Sinopec, ENN drop $2.2 bn offer for China Gas

Prestige oil spill disaster trial opens in Spain

Ukraine Brings Back Naval Killer Dolphins

4,000 tonnes of old munitions explode in Russia

Lockheed Martin Completes Centralization Of Targets and Countermeasures Operations in Huntsville

US hails war vehicle that saved lives, bypassed bureaucracy

NASA must reinvest in nanotechnology research, according to new Rice University paper

New Techniques Stretch Carbon Nanotubes, Make Stronger Composites

New Way to Prevent Cracking in Nanoparticle Films

Queen's develops new environmentally friendly MOF production method

NASA's Ironman-Like Exoskeleton Could Give Astronauts, Paraplegics Improved Mobility and Strength

Worldwide patent for a Spanish stroke rehabilitation robot

Robot artist learns masters' brush strokes

Toyota unveils robot helping hand

Memory Foam Mattress Review

Newsletters :: SpaceDaily Express :: SpaceWar Express :: TerraDaily Express :: Energy Daily
XML Feeds :: Space News :: Earth News :: War News :: Solar Energy News

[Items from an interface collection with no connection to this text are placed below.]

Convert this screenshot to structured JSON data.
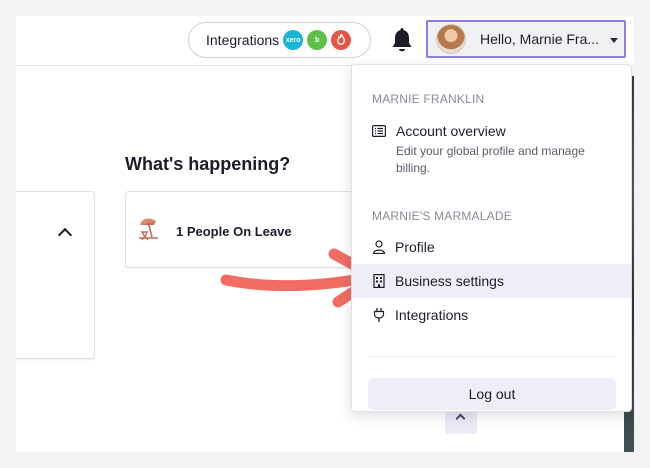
{
  "topbar": {
    "integrations_label": "Integrations",
    "integration_apps": [
      {
        "name": "xero",
        "label": "xero",
        "color": "#1ab4d7"
      },
      {
        "name": "b",
        "label": "b",
        "color": "#5fbf4a"
      },
      {
        "name": "flame",
        "label": "",
        "color": "#e0574a"
      }
    ],
    "user_greeting": "Hello, Marnie Fra..."
  },
  "main": {
    "section_title": "What's happening?",
    "leave_card_text": "1 People On Leave"
  },
  "menu": {
    "user_section_label": "MARNIE FRANKLIN",
    "account_overview_title": "Account overview",
    "account_overview_desc": "Edit your global profile and manage billing.",
    "business_section_label": "MARNIE'S MARMALADE",
    "items": [
      {
        "label": "Profile",
        "icon": "person-icon"
      },
      {
        "label": "Business settings",
        "icon": "building-icon"
      },
      {
        "label": "Integrations",
        "icon": "plug-icon"
      }
    ],
    "logout_label": "Log out"
  },
  "colors": {
    "accent": "#8f7ddc",
    "highlight": "#efedf7",
    "arrow": "#f26c64"
  }
}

The content herein, unless otherwise known to be public domain, are Copyright 1995-2012 - Space Media Network. AFP, UPI and IANS news wire stories are copyright Agence France-Presse, United Press International and Indo-Asia News Service. ESA Portal Reports are copyright European Space Agency. All NASA sourced material is public domain. Additional copyrights may apply in whole or part to other bona fide parties. Advertising does not imply endorsement,agreement or approval of any opinions, statements or information provided by Space Media Network on any Web page published or hosted by Space Media Network. Privacy Statement